Entertainment

Review: 'War' misses the mark

Review: 'War' misses the mark

Film: War
Director: Siddarth Anand
Cast: Hrithik Roshan, Tiger Shroff, Vaani Kapoor and Ashutosh Rana
Stars: 2 out of 5

A day before Hrithik Roshan and Tiger Shroff’s action bonanza War was perched to release in the cinemas worldwide, its hunky lead stars implored their fans and critics not to reveal its story or blow the lid on spoilers.

Their fears were spectacularly unfounded. What story? What spoilers?

Even if this journalist truly wanted to give the proverbial farm away and tear this sinewy muscle-fuelled action caper apart, she would be clutching at straws. Unlike its beefed-up heroes, there’s no meat in here.

Two dishy dreamboats Kabir (Roshan) and Khalid (Shroff) play a pair of accomplished lethal Indian agents on a mission to obliterate a terrorist kingpin. Their convoluted assignment — involving guns, goons and gore — takes us across the globe in such rapid progression that your head will spin. Forget spoilers, jet lag anyone? In fact, Hollywood’s superspy James Bond might even hang his designer shoes in shame, after witnessing Khalid and Kabir’s (K & K) whirlwind secret operations that blow up in different exotic locations such as Portugal, Morrocco and Amalfi Coast in Italy.

War, directed by Siddarth Anand, is a spectacularly tedious exercise revolving around brawny agents who love the bloody sport of pummelling each other to the ground or indulging in one-upmanship. Don’t get us wrong here. The action sequences are swish and spectacular, but after a point it just looks like the boys are showing off.

If you have Hrithik Roshan’s character, Kabir, doing a slow-motion walk with thunderous music and fire explosions going off behind him, Khalid — his junior colleague — gets a mini explosion and a chance to show his skills on a souped up bike.

Out of the two men, it’s the relatively experienced Roshan who shines. He’s perfectly cast as an agent who goes rogue and jumps to the dark side. Shroff, who looks up to him, comes off as a rookie agent. When it comes to stye and swagger, it’s Roshan’s sanguine deadly looks that save the day. Their face-off lacks steam and their on-screen battles of outwitting each other feels tedious after a point.

Vaani Kapoor, who plays a painfully predictable role as Naina — a nubile acrobatic Indian dancer in Europe — has scant little to do and her chemistry with Kabir — a brooding Roshan — is nothing to write home about. Their star-crossed union leaves you unmoved, but her washboard abs are truly drool-worthy.

Credit is also due to Anand and team for coming up with ingenious ways of showcasing stunts in the harshest of terrains. The car chase sequences on snow-filled roads were a sight to behold, just like the bodacious lead players. At one point, Shroff also takes off his shirt before beating his opponent to a pulp.

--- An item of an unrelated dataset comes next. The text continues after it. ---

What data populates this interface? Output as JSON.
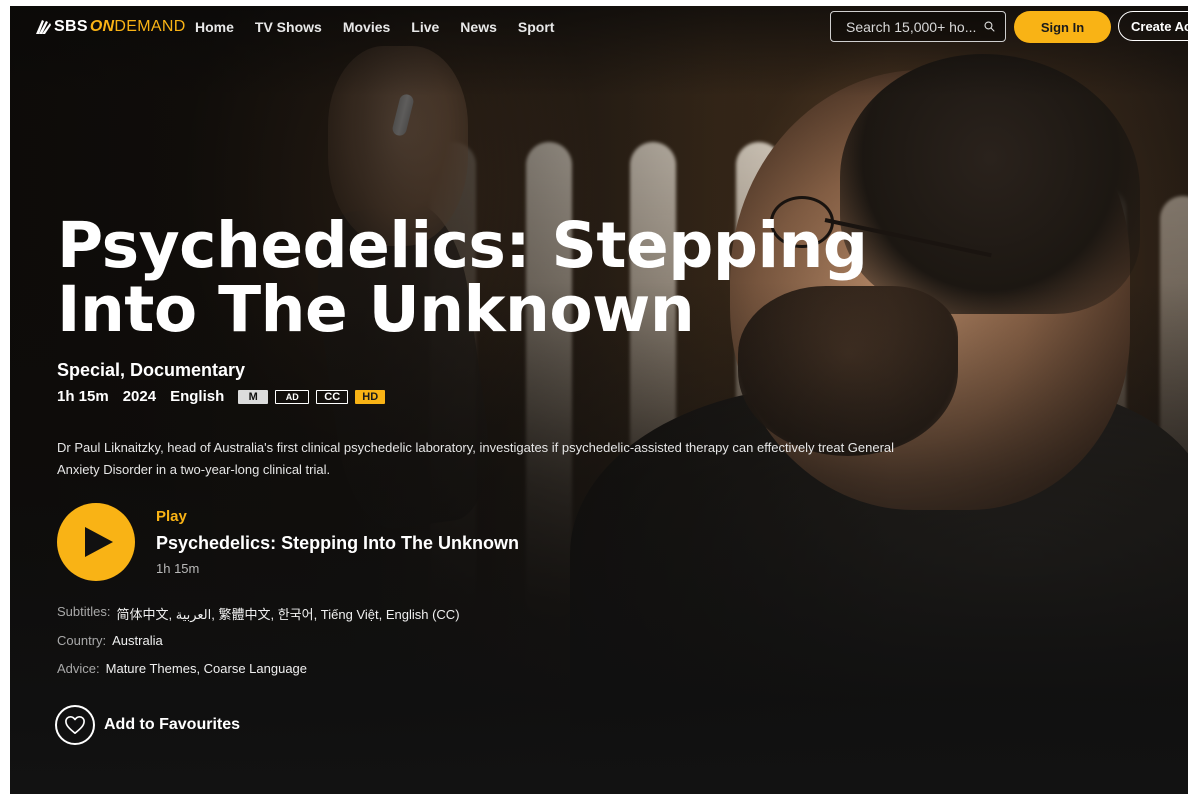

Why he did so is anybody’s guess, but it made the long drawn-out duel scene more bearable.

If perfectly-timed stunts and explosions of souped-up cars can appease your soul, then give War a shot. Otherwise, it’s merely a battle of the brawny boys with questionable brains. The real casualty? The viewers who feel the trauma of sitting through this crazy action misfire.